## WHAT IS REQUIRED
Copy out each line of the listing below where the string "kind" appears.

## DATA EXTRACT
-------

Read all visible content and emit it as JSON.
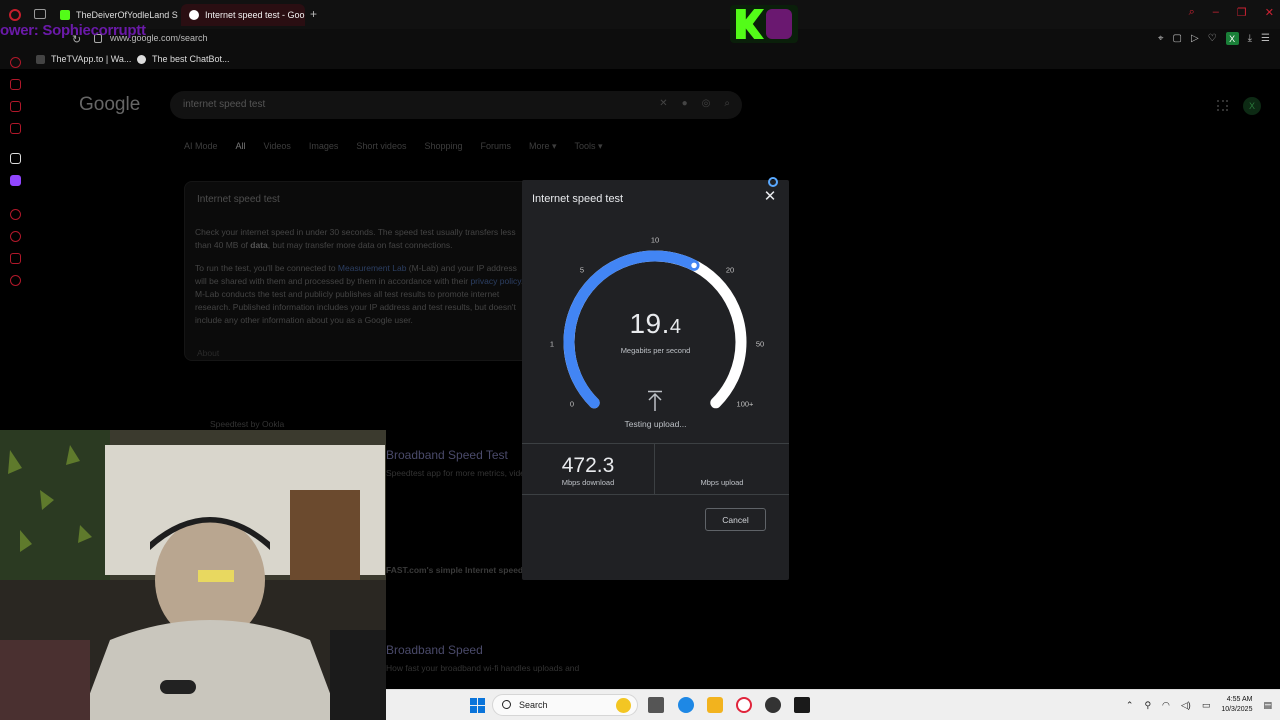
{
  "browser": {
    "tabs": [
      {
        "title": "TheDeiverOfYodleLand S",
        "active": false,
        "favicon_color": "#53fc18"
      },
      {
        "title": "Internet speed test - Goo",
        "active": true,
        "favicon_color": "#ffffff"
      }
    ],
    "new_tab": "+",
    "address": "www.google.com/search",
    "overlay_name": "ower: Sophiecorruptt",
    "bookmarks": [
      {
        "label": "TheTVApp.to | Wa..."
      },
      {
        "label": "The best ChatBot..."
      }
    ],
    "extension_label": "X"
  },
  "google": {
    "logo": "Google",
    "query": "internet speed test",
    "tabs": [
      "AI Mode",
      "All",
      "Videos",
      "Images",
      "Short videos",
      "Shopping",
      "Forums",
      "More ▾",
      "Tools ▾"
    ],
    "active_tab": "All",
    "avatar": "X",
    "card": {
      "title": "Internet speed test",
      "para1_lead": "Check your internet speed in under 30 seconds. The speed test usually transfers less than 40 MB of",
      "para1_bold": "data",
      "para1_tail": ", but may transfer more data on fast connections.",
      "para2_a": "To run the test, you'll be connected to ",
      "para2_link1": "Measurement Lab",
      "para2_b": " (M-Lab) and your IP address will be shared with them and processed by them in accordance with their ",
      "para2_link2": "privacy policy",
      "para2_c": ". M-Lab conducts the test and publicly publishes all test results to promote internet research. Published information includes your IP address and test results, but doesn't include any other information about you as a Google user.",
      "about": "About"
    },
    "results": [
      {
        "label": "Speedtest by Ookla"
      },
      {
        "title": "Broadband Speed Test"
      },
      {
        "snippet": "Speedtest app for more metrics, video ..."
      },
      {
        "snippet": "FAST.com's simple Internet speed test ..."
      },
      {
        "title": "Broadband Speed"
      },
      {
        "snippet": "How fast your broadband wi-fi handles uploads and"
      }
    ]
  },
  "dialog": {
    "title": "Internet speed test",
    "close_label": "✕",
    "gauge": {
      "ticks": [
        "0",
        "1",
        "5",
        "10",
        "20",
        "50",
        "100+"
      ],
      "value": 19.4,
      "progress_fraction": 0.6,
      "accent": "#4285f4",
      "track": "#ffffff"
    },
    "speed_int": "19.",
    "speed_dec": "4",
    "speed_unit": "Megabits per second",
    "status": "Testing upload...",
    "download_value": "472.3",
    "download_unit": "Mbps download",
    "upload_unit": "Mbps upload",
    "cancel_label": "Cancel"
  },
  "taskbar": {
    "search_label": "Search",
    "time": "4:55 AM",
    "date": "10/3/2025"
  }
}
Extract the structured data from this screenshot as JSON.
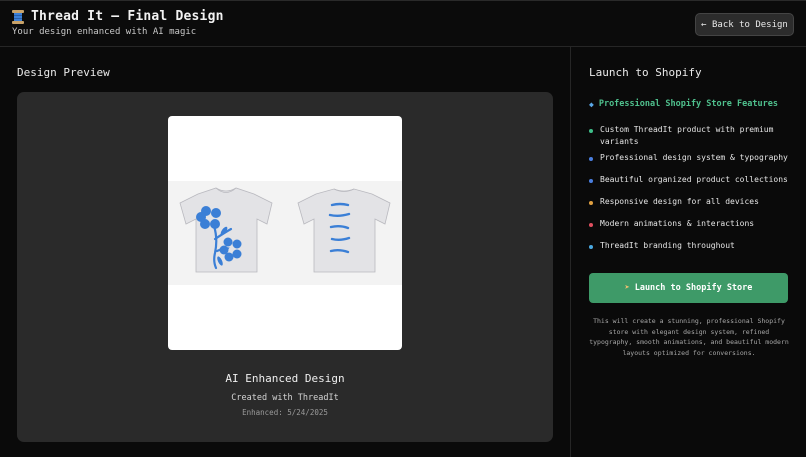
{
  "header": {
    "icon": "spool-of-thread-icon",
    "title": "Thread It – Final Design",
    "subtitle": "Your design enhanced with AI magic",
    "back_label": "← Back to Design"
  },
  "preview": {
    "section_title": "Design Preview",
    "design_name": "AI Enhanced Design",
    "created_with": "Created with ThreadIt",
    "enhanced": "Enhanced: 5/24/2025"
  },
  "shopify": {
    "section_title": "Launch to Shopify",
    "features_icon": "gem-icon",
    "features_title": "Professional Shopify Store Features",
    "features": [
      {
        "text": "Custom ThreadIt product with premium variants",
        "color": "#3fbf8a"
      },
      {
        "text": "Professional design system & typography",
        "color": "#4a7fe0"
      },
      {
        "text": "Beautiful organized product collections",
        "color": "#4a7fe0"
      },
      {
        "text": "Responsive design for all devices",
        "color": "#e0a040"
      },
      {
        "text": "Modern animations & interactions",
        "color": "#e05060"
      },
      {
        "text": "ThreadIt branding throughout",
        "color": "#4aa8e0"
      }
    ],
    "launch_icon": "rocket-icon",
    "launch_label": "Launch to Shopify Store",
    "note": "This will create a stunning, professional Shopify store with elegant design system, refined typography, smooth animations, and beautiful modern layouts optimized for conversions."
  },
  "colors": {
    "background": "#0a0a0a",
    "card": "#2a2a2a",
    "accent_green": "#3e9a68",
    "feature_title_green": "#4fc08d",
    "print_blue": "#3b7fd6"
  }
}
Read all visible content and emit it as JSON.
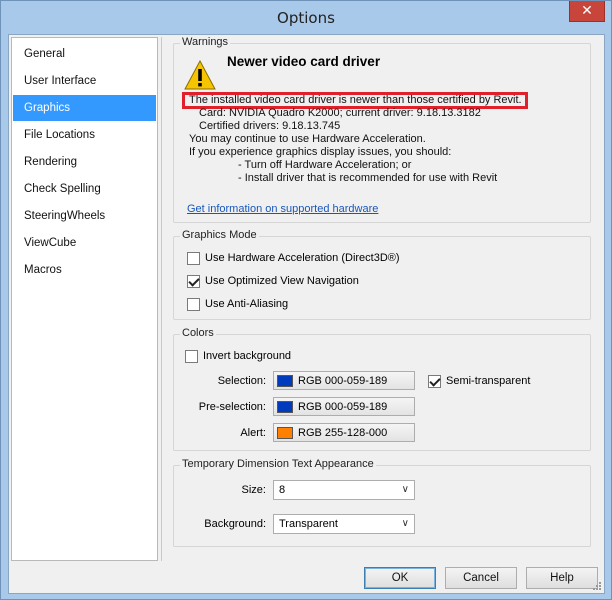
{
  "window": {
    "title": "Options",
    "close_glyph": "✕"
  },
  "nav": {
    "items": [
      {
        "label": "General",
        "selected": false
      },
      {
        "label": "User Interface",
        "selected": false
      },
      {
        "label": "Graphics",
        "selected": true
      },
      {
        "label": "File Locations",
        "selected": false
      },
      {
        "label": "Rendering",
        "selected": false
      },
      {
        "label": "Check Spelling",
        "selected": false
      },
      {
        "label": "SteeringWheels",
        "selected": false
      },
      {
        "label": "ViewCube",
        "selected": false
      },
      {
        "label": "Macros",
        "selected": false
      }
    ]
  },
  "warnings": {
    "group_label": "Warnings",
    "icon": "warning-triangle-icon",
    "title": "Newer video card driver",
    "highlighted_line": "The installed video card driver is newer than those certified by Revit.",
    "card_line": "Card: NVIDIA Quadro K2000; current driver: 9.18.13.3182",
    "certified_line": "Certified drivers: 9.18.13.745",
    "continue_line": "You may continue to use Hardware Acceleration.",
    "issues_line": "If you experience graphics display issues, you should:",
    "option1": "- Turn off Hardware Acceleration; or",
    "option2": "- Install driver that is recommended for use with Revit",
    "link": "Get information on supported hardware"
  },
  "graphics_mode": {
    "group_label": "Graphics Mode",
    "hardware_accel": {
      "label": "Use Hardware Acceleration (Direct3D®)",
      "checked": false
    },
    "optimized_nav": {
      "label": "Use Optimized View Navigation",
      "checked": true
    },
    "anti_alias": {
      "label": "Use Anti-Aliasing",
      "checked": false
    }
  },
  "colors": {
    "group_label": "Colors",
    "invert_bg": {
      "label": "Invert background",
      "checked": false
    },
    "selection": {
      "label": "Selection:",
      "value": "RGB 000-059-189",
      "color": "#003bbd"
    },
    "semi_transparent": {
      "label": "Semi-transparent",
      "checked": true
    },
    "preselection": {
      "label": "Pre-selection:",
      "value": "RGB 000-059-189",
      "color": "#003bbd"
    },
    "alert": {
      "label": "Alert:",
      "value": "RGB 255-128-000",
      "color": "#ff8000"
    }
  },
  "temp_dim": {
    "group_label": "Temporary Dimension Text Appearance",
    "size_label": "Size:",
    "size_value": "8",
    "background_label": "Background:",
    "background_value": "Transparent",
    "chevron": "∨"
  },
  "footer": {
    "ok": "OK",
    "cancel": "Cancel",
    "help": "Help"
  }
}
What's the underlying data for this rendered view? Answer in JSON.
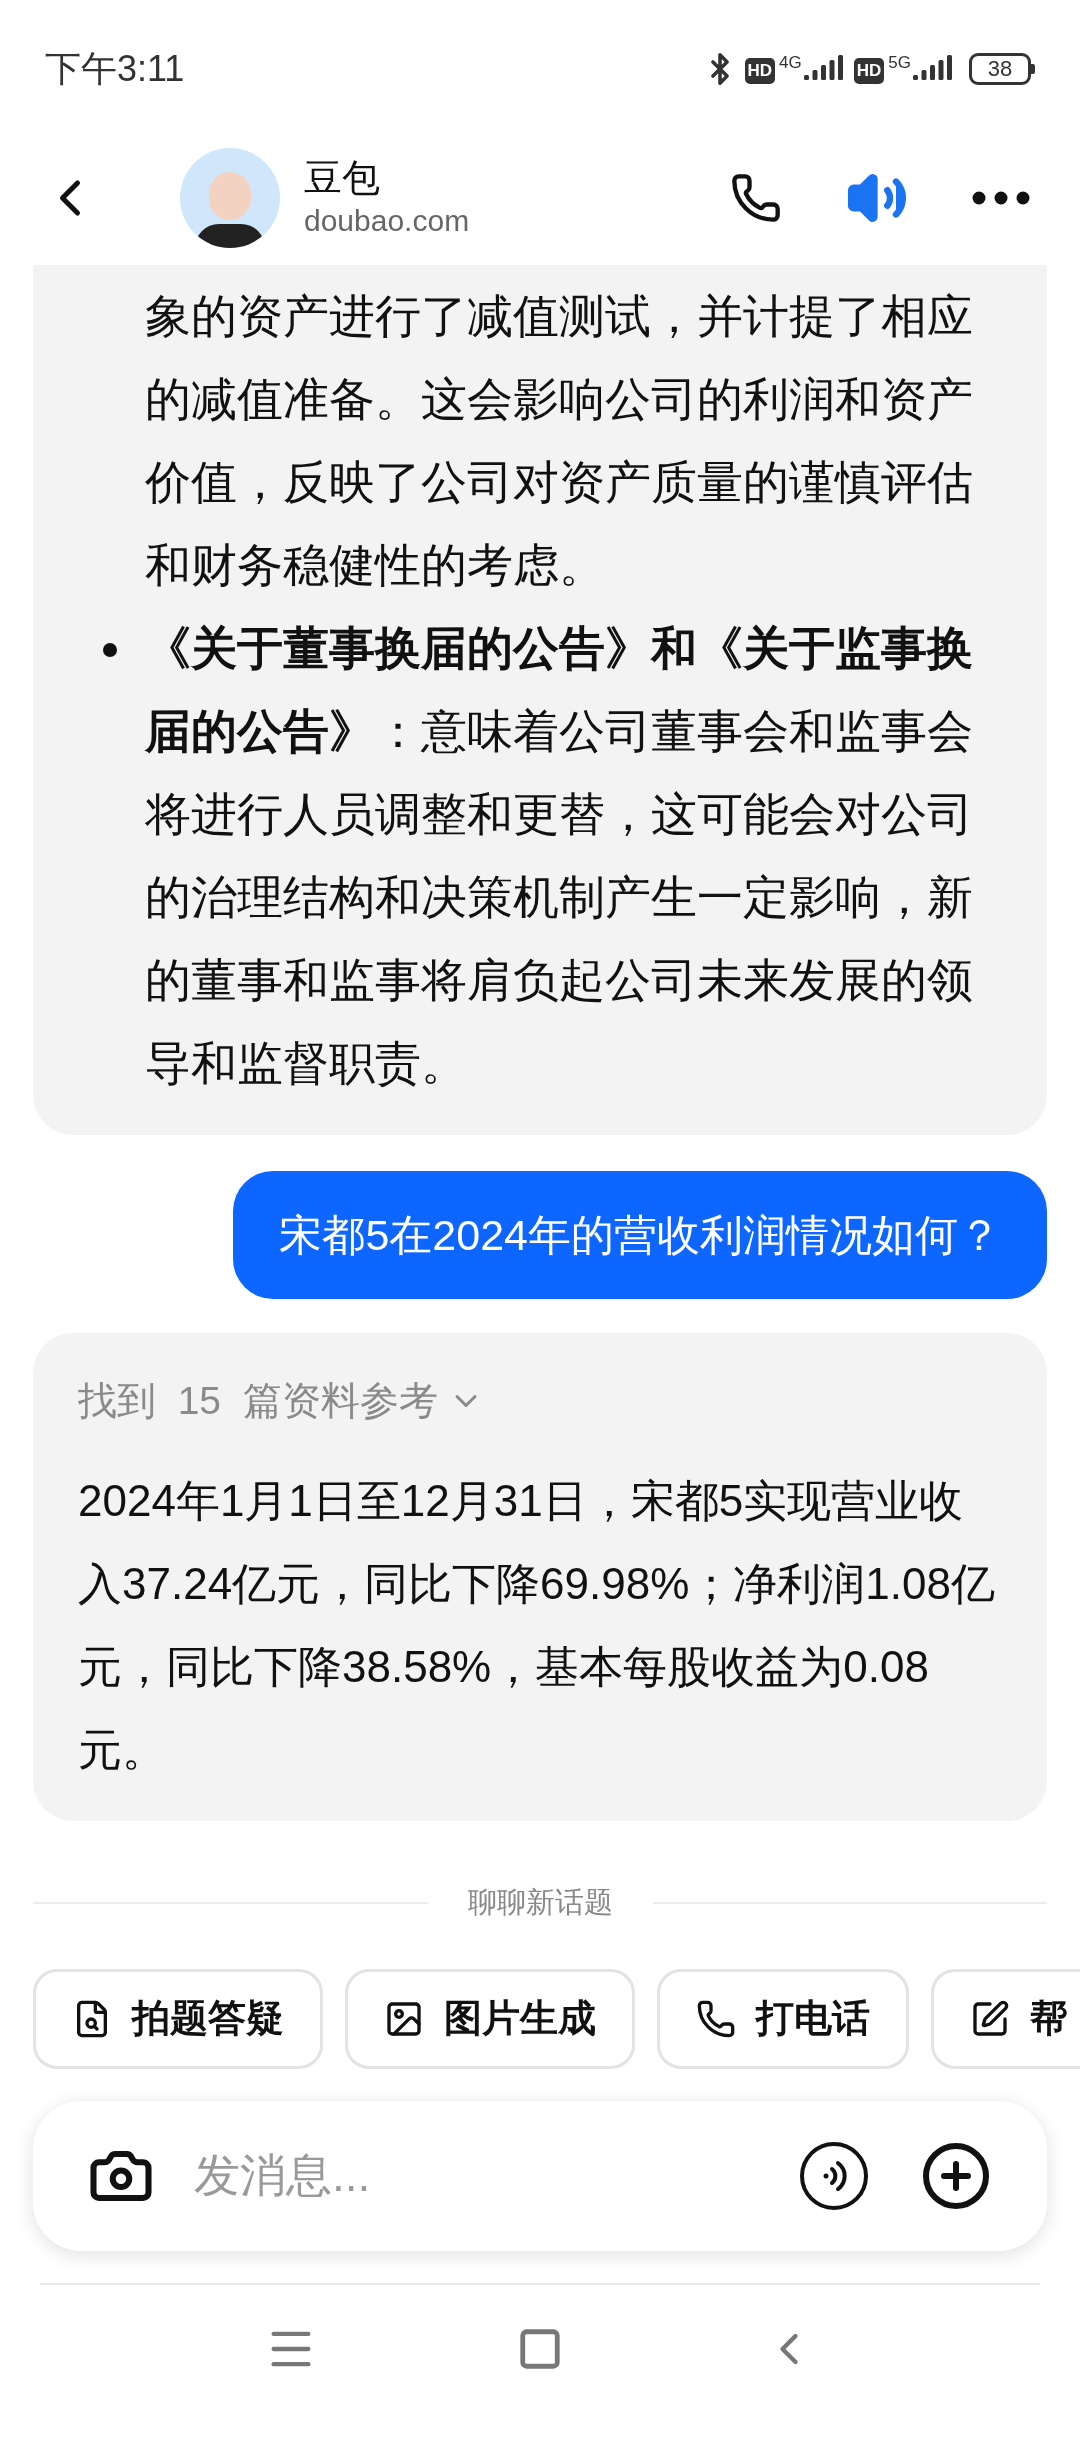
{
  "status_bar": {
    "time": "下午3:11",
    "sim1": {
      "hd": "HD",
      "network": "4G"
    },
    "sim2": {
      "hd": "HD",
      "network": "5G"
    },
    "battery": "38"
  },
  "header": {
    "name": "豆包",
    "domain": "doubao.com"
  },
  "messages": [
    {
      "kind": "bot_partial",
      "paragraphs": [
        {
          "bullet": false,
          "text": "象的资产进行了减值测试，并计提了相应的减值准备。这会影响公司的利润和资产价值，反映了公司对资产质量的谨慎评估和财务稳健性的考虑。"
        },
        {
          "bullet": true,
          "text": "**《关于董事换届的公告》和《关于监事换届的公告》**：意味着公司董事会和监事会将进行人员调整和更替，这可能会对公司的治理结构和决策机制产生一定影响，新的董事和监事将肩负起公司未来发展的领导和监督职责。"
        }
      ]
    },
    {
      "kind": "user",
      "text": "宋都5在2024年的营收利润情况如何？"
    },
    {
      "kind": "bot",
      "sources": "找到  15  篇资料参考",
      "text": "2024年1月1日至12月31日，宋都5实现营业收入37.24亿元，同比下降69.98%；净利润1.08亿元，同比下降38.58%，基本每股收益为0.08元。"
    }
  ],
  "divider": "聊聊新话题",
  "chips": [
    {
      "kind": "question",
      "label": "拍题答疑"
    },
    {
      "kind": "image",
      "label": "图片生成"
    },
    {
      "kind": "call",
      "label": "打电话"
    },
    {
      "kind": "write",
      "label": "帮"
    }
  ],
  "input": {
    "placeholder": "发消息..."
  }
}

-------

## RESPONSE TO THE TASK
      "kind": "bot_partial",
      "kind": "user",
      "kind": "bot",
      "kind": "question",
      "kind": "image",
      "kind": "call",
      "kind": "write",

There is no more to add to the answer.